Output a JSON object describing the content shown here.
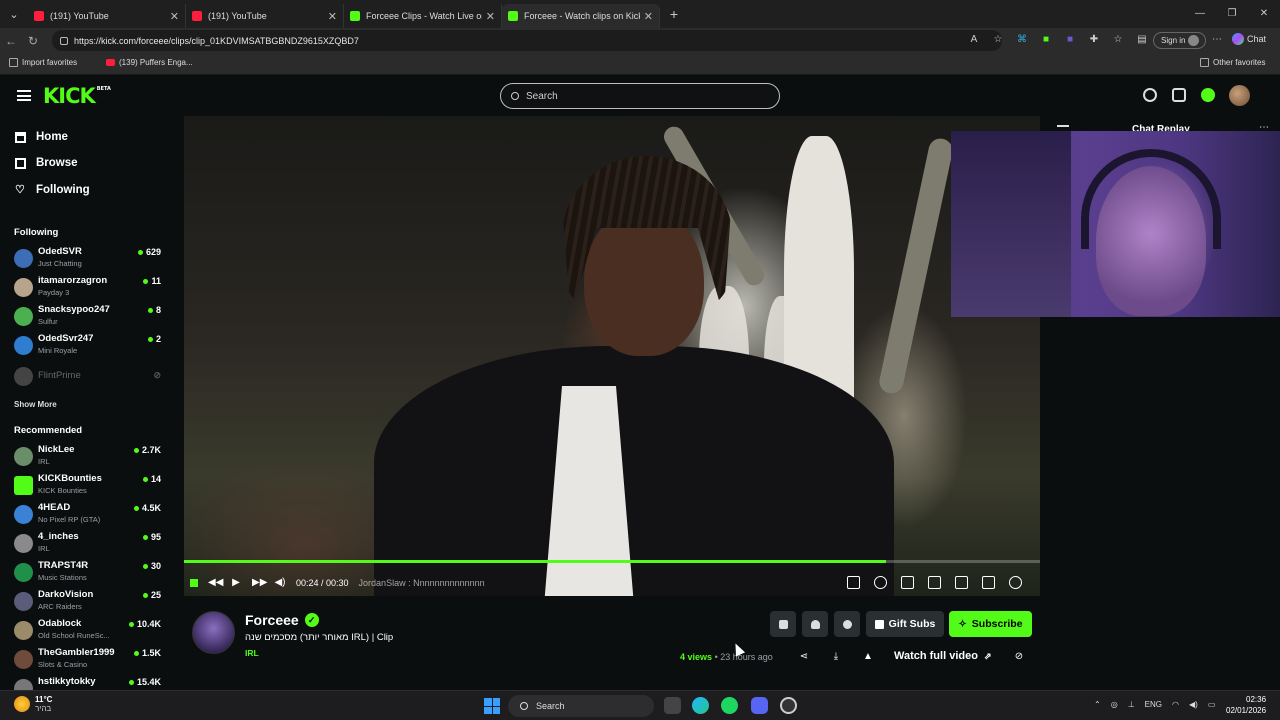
{
  "browser": {
    "tabs": [
      {
        "title": "(191) YouTube",
        "favicon": "youtube-icon",
        "active": false
      },
      {
        "title": "(191) YouTube",
        "favicon": "youtube-icon",
        "active": false
      },
      {
        "title": "Forceee Clips - Watch Live on Kick",
        "favicon": "kick-icon",
        "active": false
      },
      {
        "title": "Forceee - Watch clips on Kick",
        "favicon": "kick-icon",
        "active": true
      }
    ],
    "url": "https://kick.com/forceee/clips/clip_01KDVIMSATBGBNDZ9615XZQBD7",
    "sign_in_label": "Sign in",
    "chat_label": "Chat",
    "favorites": [
      {
        "label": "Import favorites"
      },
      {
        "label": "(139) Puffers Enga..."
      }
    ],
    "other_favorites_label": "Other favorites"
  },
  "kick": {
    "logo_text": "KICK",
    "logo_badge": "BETA",
    "search_placeholder": "Search",
    "accent_color": "#53fc18"
  },
  "sidebar": {
    "nav": [
      {
        "label": "Home",
        "icon": "home-icon"
      },
      {
        "label": "Browse",
        "icon": "browse-icon"
      },
      {
        "label": "Following",
        "icon": "heart-icon"
      }
    ],
    "following_title": "Following",
    "following": [
      {
        "name": "OdedSVR",
        "category": "Just Chatting",
        "viewers": "629"
      },
      {
        "name": "itamarorzagron",
        "category": "Payday 3",
        "viewers": "11"
      },
      {
        "name": "Snacksypoo247",
        "category": "Sulfur",
        "viewers": "8"
      },
      {
        "name": "OdedSvr247",
        "category": "Mini Royale",
        "viewers": "2"
      },
      {
        "name": "FlintPrime",
        "category": "",
        "viewers": ""
      }
    ],
    "show_more_label": "Show More",
    "recommended_title": "Recommended",
    "recommended": [
      {
        "name": "NickLee",
        "category": "IRL",
        "viewers": "2.7K"
      },
      {
        "name": "KICKBounties",
        "category": "KICK Bounties",
        "viewers": "14"
      },
      {
        "name": "4HEAD",
        "category": "No Pixel RP (GTA)",
        "viewers": "4.5K"
      },
      {
        "name": "4_inches",
        "category": "IRL",
        "viewers": "95"
      },
      {
        "name": "TRAPST4R",
        "category": "Music Stations",
        "viewers": "30"
      },
      {
        "name": "DarkoVision",
        "category": "ARC Raiders",
        "viewers": "25"
      },
      {
        "name": "Odablock",
        "category": "Old School RuneSc...",
        "viewers": "10.4K"
      },
      {
        "name": "TheGambler1999",
        "category": "Slots & Casino",
        "viewers": "1.5K"
      },
      {
        "name": "hstikkytokky",
        "category": "",
        "viewers": "15.4K"
      }
    ]
  },
  "player": {
    "time": "00:24 / 00:30",
    "progress_fraction": 0.82,
    "overlay_text": "JordanSlaw : Nnnnnnnnnnnnnn"
  },
  "chat": {
    "title": "Chat Replay"
  },
  "clip": {
    "channel": "Forceee",
    "title": "מאוחר יותר) מסכמים שנה IRL) | Clip",
    "category": "IRL",
    "views_count": "4",
    "views_label": "views",
    "age": "23 hours ago",
    "gift_subs_label": "Gift Subs",
    "subscribe_label": "Subscribe",
    "watch_full_label": "Watch full video"
  },
  "taskbar": {
    "temperature": "11°C",
    "weather_text": "בהיר",
    "search_label": "Search",
    "language": "ENG",
    "time": "02:36",
    "date": "02/01/2026"
  }
}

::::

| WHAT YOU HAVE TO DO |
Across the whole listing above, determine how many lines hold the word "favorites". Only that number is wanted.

| TASK RESULT |
3